    • Introduction to the Course

    • What is Active Voice?

    • What is Passive Voice and Why is it so Bad?

    • The Morality Problem of Passive Voice

    • When it's Okay to Use Passive Voice


About This Class

Writers have a tendency to fall into what's called Passive Voice. This is a word order that creates wordiness and awkwardness. Also, it can hide details, which raises morality questions. Simply put, passive voice often hides who is doing the action in a sentence. Are you hiding information from your readers? 

Great writers know that the alternative, Active Voice, is the best way to write. In this course, you'll learn how to identify Passive Voice and convert those sentences into the Active Voice word order.

If you can become an active writer 95% of the time, you'll write more clearly and directly.

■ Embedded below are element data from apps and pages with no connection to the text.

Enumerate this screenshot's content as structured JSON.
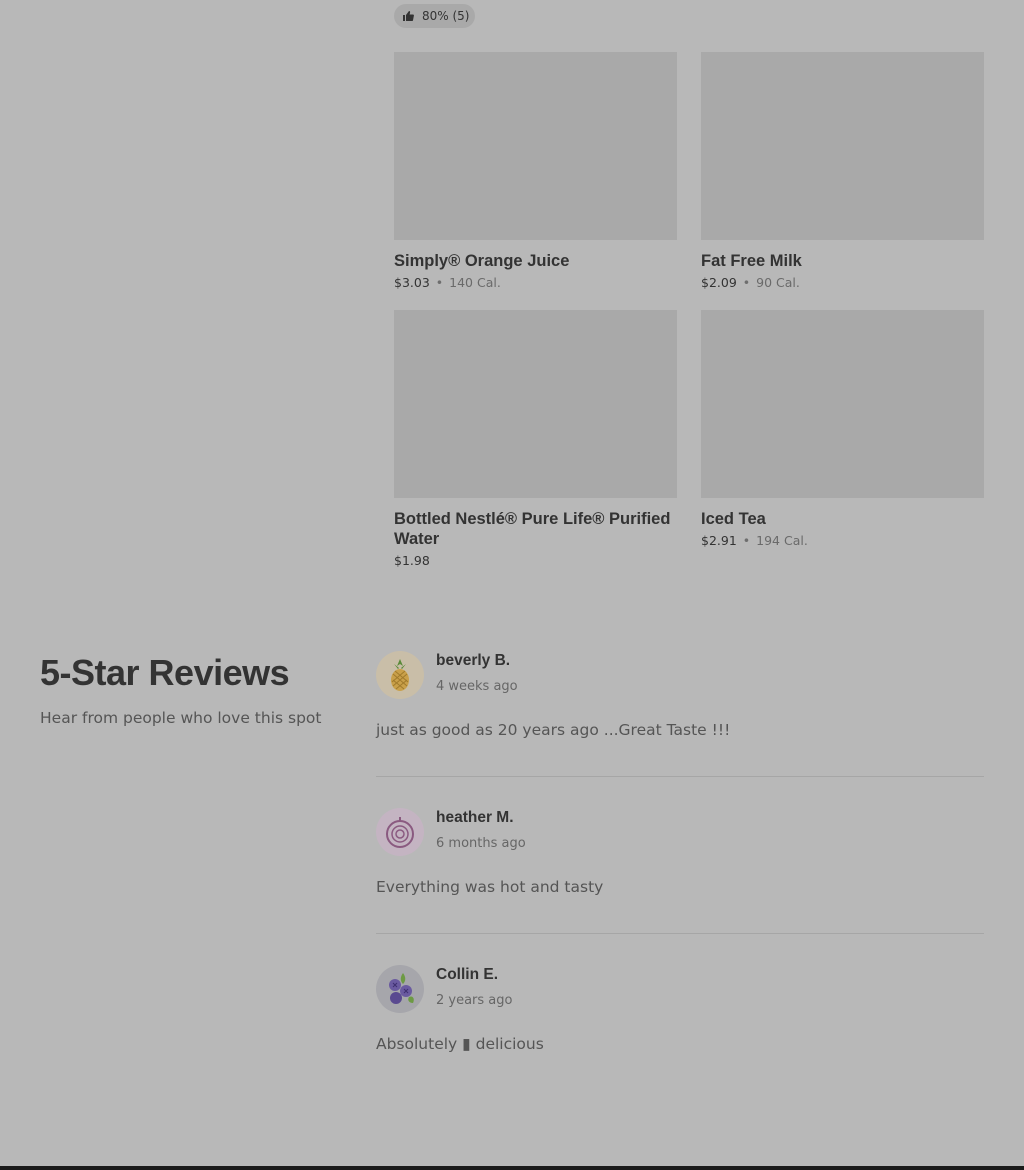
{
  "rating": {
    "label": "80% (5)",
    "icon": "thumbs-up-icon"
  },
  "items": [
    {
      "name": "Simply® Orange Juice",
      "price": "$3.03",
      "separator": "•",
      "calories": "140 Cal."
    },
    {
      "name": "Fat Free Milk",
      "price": "$2.09",
      "separator": "•",
      "calories": "90 Cal."
    },
    {
      "name": "Bottled Nestlé® Pure Life® Purified Water",
      "price": "$1.98"
    },
    {
      "name": "Iced Tea",
      "price": "$2.91",
      "separator": "•",
      "calories": "194 Cal."
    }
  ],
  "reviews_section": {
    "title": "5-Star Reviews",
    "subtitle": "Hear from people who love this spot"
  },
  "reviews": [
    {
      "author": "beverly B.",
      "when": "4 weeks ago",
      "text": "just as good as 20 years ago ...Great Taste !!!",
      "avatar_icon": "pineapple-icon"
    },
    {
      "author": "heather M.",
      "when": "6 months ago",
      "text": "Everything was hot and tasty",
      "avatar_icon": "onion-icon"
    },
    {
      "author": "Collin E.",
      "when": "2 years ago",
      "text": "Absolutely ▮ delicious",
      "avatar_icon": "blueberry-icon"
    }
  ]
}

As a result, readers will enjoy your style. 

This course comes from the author of Clear, Precise, Direct: Strategies for Writing (Oxford University Press, 2015).

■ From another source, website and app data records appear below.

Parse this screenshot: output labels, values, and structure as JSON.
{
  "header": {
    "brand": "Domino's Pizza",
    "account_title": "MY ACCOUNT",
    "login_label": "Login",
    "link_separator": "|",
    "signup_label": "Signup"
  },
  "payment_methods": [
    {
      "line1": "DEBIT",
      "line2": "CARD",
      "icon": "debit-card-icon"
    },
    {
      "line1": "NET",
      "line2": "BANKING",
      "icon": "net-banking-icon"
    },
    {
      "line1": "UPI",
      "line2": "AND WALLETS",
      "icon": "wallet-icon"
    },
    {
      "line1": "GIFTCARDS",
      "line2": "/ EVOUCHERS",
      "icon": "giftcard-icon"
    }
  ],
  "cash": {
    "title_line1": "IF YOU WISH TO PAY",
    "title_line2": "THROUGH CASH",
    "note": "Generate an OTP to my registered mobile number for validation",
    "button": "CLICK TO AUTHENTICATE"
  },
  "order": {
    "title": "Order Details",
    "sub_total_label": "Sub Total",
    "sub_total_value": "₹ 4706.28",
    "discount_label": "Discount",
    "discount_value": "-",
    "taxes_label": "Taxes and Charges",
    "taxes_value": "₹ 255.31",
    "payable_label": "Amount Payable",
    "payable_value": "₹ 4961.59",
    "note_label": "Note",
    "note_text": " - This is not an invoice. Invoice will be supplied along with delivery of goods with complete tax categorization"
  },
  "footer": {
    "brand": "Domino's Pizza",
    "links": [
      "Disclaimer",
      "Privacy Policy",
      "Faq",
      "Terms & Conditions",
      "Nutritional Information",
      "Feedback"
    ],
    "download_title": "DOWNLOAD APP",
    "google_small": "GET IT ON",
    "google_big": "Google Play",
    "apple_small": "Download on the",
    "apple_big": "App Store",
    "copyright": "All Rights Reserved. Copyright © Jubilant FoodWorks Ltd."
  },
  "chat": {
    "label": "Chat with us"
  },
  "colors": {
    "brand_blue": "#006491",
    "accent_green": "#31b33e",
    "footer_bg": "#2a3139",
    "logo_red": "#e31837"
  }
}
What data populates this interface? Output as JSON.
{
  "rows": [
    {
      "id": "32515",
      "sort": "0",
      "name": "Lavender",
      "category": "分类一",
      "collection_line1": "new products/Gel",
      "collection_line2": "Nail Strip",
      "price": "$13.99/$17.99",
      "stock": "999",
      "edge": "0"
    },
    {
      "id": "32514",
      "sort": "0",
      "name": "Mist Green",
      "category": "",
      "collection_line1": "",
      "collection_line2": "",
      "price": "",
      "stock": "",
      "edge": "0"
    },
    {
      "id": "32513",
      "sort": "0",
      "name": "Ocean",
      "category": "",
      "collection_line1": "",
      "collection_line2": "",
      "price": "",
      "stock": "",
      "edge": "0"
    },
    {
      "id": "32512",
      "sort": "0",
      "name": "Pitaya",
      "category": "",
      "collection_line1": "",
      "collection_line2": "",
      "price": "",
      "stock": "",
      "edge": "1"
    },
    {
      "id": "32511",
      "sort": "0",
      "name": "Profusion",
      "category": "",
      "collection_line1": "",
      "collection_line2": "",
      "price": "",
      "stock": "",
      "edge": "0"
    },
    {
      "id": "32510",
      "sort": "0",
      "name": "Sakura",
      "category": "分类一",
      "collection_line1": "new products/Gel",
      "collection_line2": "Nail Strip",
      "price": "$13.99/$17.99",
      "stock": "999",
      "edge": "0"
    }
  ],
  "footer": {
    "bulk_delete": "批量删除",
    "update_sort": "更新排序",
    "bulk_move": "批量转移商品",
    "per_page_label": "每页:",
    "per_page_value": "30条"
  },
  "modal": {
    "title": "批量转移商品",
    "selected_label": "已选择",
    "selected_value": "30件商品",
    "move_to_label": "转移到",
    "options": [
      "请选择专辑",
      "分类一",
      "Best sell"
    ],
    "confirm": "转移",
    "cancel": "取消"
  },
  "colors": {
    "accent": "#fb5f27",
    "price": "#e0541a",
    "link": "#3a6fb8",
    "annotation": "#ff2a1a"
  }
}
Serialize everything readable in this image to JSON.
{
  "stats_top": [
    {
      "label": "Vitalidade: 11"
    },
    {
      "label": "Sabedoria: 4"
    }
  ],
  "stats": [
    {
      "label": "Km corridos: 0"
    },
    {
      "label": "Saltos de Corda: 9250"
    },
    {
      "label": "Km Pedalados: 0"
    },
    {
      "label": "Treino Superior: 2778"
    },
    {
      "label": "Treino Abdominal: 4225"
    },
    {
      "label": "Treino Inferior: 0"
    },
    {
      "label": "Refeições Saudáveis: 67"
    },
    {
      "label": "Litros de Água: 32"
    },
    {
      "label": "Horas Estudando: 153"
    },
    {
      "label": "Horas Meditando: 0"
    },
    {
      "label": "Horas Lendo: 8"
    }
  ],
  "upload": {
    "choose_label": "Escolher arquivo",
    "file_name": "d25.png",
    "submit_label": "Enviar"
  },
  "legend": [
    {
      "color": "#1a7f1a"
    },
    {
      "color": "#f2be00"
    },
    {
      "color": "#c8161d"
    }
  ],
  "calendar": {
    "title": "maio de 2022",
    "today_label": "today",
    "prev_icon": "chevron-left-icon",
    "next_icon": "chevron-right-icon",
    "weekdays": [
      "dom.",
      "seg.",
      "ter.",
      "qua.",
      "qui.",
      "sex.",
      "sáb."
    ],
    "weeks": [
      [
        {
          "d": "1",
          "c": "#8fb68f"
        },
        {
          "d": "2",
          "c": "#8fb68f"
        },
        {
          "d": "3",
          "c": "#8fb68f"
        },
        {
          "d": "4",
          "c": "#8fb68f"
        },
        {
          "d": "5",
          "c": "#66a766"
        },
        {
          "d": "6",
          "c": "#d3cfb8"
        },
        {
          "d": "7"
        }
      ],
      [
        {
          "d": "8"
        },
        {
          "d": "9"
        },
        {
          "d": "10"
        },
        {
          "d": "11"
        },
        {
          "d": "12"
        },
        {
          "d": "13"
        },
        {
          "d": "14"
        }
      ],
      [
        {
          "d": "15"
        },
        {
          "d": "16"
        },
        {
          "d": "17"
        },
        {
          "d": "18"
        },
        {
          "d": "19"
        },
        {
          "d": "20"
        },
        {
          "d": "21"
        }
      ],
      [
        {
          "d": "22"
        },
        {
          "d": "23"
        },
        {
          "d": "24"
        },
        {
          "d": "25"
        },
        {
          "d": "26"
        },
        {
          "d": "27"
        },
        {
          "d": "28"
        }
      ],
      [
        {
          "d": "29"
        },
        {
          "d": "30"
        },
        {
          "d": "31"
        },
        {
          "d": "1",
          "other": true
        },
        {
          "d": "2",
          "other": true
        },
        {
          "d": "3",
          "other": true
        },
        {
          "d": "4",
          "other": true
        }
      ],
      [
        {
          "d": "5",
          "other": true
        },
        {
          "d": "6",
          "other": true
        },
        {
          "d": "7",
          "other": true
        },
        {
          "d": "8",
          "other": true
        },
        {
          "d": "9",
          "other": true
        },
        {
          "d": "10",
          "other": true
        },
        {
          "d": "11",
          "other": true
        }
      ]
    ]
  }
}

8 of 8 students recommendSee All

I wanted to learn how to use the active voice more in blog posts. I found this class logical and easy to follow with lots of practical advise.
As part of my job I write blog content and user education content. I wanted to create stronger sentences that made sense and stuck with users. Within five minutes of watching Professor Koerber's class "Sentence Sense: Becoming an Active Writer" I was able to pinpoint where my sentences were weak, and had the tools to make them stronger. I can see this class being very useful for "creative" writing, but I am using it for technical / professional writing. I highly recommended this class and have enrolled in the professor's other Skillshare classes.
Ronen Segall

Music teacher and performer





Duncan Koerber

University Professor

Dr. Duncan Koerber has taught writing and communications courses for the past 10 years at six Canadian universities to thousands of students.

Currently a full-time assistant professor at Ryerson University in Toronto, Canada, Duncan Koerber worked for nearly 10 years in reporting and editing roles for the London Free Press, the Mississauga News, and the University of Toronto Medium. He has freelanced for magazines and newspapers, including the Toronto Star.

Oxford University Press recently published his writing textbook, Clear, Precise, Direct: Strategies for Writing (2015). Available on Amazon, the book considers the seven most common errors (interfering factors) in writing and how to improve them (enhancing factors). His second book, Crisis Communication in Canada, is in the revision process for University of Toronto Press.

Duncan Koerber has been a successful freelance editor, reaching the top 0.01% of editors on Elance. Now, his freelance editing and proofreading agency on Upwork is in the "top rated" category.

Duncan Koerber has a bachelor of arts degree in English, Professional Writing, and Political Science from the University of Toronto (2001), a master of arts degree in Journalism from the University of Western Ontario (2003), and a Ph.D. in Communication and Culture from York University and Ryerson University (2009).

His academic writing, which focuses on media and journalism history, writing pedagogy, and public relations crisis communication, has been published in the Canadian Journal of Communication, the Journal of Canadian Studies, Journalism History, Media History, Composition Studies, Canadian Journal of Media Studies, and Sport History Review.